> **LISTED RECORDS**

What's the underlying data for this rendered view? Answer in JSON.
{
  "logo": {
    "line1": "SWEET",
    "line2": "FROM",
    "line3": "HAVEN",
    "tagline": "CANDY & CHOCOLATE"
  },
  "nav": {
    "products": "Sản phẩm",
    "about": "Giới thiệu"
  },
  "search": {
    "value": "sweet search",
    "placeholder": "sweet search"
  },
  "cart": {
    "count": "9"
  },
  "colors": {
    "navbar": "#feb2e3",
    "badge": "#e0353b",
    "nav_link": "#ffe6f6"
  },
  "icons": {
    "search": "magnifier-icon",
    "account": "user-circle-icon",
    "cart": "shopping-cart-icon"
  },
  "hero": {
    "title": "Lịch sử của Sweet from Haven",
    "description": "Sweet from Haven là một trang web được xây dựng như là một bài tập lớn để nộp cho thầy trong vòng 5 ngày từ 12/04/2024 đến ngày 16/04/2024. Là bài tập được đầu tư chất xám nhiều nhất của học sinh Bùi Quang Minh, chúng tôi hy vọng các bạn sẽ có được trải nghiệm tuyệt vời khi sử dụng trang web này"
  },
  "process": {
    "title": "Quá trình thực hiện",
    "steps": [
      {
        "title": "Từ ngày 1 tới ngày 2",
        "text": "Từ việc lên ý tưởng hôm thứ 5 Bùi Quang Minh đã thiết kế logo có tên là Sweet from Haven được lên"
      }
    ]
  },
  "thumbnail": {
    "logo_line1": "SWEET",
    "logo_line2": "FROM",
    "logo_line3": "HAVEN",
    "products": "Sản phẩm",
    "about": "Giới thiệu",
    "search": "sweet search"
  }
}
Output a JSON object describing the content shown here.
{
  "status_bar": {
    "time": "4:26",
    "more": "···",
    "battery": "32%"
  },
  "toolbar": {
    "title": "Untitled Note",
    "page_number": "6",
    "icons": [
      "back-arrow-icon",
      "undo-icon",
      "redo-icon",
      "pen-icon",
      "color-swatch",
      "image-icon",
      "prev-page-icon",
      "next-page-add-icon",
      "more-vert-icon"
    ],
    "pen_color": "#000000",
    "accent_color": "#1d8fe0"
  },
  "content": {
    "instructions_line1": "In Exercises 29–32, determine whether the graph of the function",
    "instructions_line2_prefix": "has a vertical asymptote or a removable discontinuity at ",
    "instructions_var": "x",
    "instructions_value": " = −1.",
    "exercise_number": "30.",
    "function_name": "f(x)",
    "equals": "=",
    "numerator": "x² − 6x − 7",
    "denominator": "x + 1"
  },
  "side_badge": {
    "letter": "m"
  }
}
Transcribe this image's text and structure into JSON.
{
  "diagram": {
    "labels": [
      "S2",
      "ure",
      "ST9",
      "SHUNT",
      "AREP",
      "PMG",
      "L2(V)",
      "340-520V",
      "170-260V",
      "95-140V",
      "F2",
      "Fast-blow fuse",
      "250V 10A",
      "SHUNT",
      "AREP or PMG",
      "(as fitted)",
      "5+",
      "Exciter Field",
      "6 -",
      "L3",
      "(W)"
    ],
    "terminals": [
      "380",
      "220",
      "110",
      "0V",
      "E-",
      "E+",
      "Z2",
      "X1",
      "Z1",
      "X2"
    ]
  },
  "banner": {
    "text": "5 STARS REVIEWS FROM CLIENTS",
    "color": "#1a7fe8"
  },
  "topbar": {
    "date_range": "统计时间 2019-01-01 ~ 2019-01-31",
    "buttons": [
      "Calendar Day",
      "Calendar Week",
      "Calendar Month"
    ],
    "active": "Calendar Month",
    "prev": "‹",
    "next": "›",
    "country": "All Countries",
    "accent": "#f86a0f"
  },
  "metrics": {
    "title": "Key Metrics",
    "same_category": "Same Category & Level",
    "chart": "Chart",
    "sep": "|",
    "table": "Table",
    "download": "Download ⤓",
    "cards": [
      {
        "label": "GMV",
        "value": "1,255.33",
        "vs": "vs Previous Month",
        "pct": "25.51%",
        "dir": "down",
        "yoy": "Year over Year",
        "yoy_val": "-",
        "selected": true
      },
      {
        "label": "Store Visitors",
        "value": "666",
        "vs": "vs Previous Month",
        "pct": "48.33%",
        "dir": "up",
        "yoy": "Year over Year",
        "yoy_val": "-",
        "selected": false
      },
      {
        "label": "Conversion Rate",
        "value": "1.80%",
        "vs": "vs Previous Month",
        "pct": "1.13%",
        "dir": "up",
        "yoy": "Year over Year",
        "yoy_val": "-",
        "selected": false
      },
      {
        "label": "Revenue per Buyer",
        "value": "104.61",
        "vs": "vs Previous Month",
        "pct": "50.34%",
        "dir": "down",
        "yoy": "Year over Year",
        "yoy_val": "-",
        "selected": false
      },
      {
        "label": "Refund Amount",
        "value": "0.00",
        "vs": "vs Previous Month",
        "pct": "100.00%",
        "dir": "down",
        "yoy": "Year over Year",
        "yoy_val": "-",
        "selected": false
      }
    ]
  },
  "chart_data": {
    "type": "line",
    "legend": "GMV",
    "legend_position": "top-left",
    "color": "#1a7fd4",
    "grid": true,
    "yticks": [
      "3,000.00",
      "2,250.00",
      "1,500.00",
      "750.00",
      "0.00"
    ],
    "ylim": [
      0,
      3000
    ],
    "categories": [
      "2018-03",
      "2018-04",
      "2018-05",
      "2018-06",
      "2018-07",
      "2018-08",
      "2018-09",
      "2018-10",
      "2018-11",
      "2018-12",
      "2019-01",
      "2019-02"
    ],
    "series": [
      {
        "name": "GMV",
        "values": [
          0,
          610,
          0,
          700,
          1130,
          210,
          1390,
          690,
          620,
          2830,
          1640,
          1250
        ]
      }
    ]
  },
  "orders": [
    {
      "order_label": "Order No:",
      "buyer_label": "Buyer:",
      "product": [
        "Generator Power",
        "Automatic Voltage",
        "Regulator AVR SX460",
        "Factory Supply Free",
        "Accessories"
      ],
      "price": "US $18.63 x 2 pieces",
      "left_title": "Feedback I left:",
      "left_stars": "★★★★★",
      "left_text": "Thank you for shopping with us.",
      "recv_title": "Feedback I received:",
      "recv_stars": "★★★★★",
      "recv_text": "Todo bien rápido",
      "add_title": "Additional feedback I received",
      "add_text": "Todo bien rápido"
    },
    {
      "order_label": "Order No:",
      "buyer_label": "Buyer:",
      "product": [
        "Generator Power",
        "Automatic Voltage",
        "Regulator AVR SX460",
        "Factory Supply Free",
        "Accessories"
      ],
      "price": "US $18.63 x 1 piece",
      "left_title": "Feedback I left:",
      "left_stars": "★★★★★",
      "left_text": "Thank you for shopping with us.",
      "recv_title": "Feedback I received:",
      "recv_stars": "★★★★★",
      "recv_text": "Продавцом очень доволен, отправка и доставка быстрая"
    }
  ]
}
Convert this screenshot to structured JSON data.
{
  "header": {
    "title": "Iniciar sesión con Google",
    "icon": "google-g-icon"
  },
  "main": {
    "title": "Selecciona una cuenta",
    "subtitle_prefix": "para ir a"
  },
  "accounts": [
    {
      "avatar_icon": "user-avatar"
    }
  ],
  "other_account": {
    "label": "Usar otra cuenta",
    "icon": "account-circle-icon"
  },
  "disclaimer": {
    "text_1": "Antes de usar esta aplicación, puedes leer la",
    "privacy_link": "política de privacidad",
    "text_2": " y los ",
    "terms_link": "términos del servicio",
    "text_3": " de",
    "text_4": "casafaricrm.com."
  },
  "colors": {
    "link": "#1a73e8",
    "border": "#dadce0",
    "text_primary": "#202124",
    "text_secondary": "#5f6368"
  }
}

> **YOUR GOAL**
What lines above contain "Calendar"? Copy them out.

> **EXERCISE RESPONSE**
      "Calendar Day",
      "Calendar Week",
      "Calendar Month"
    "active": "Calendar Month",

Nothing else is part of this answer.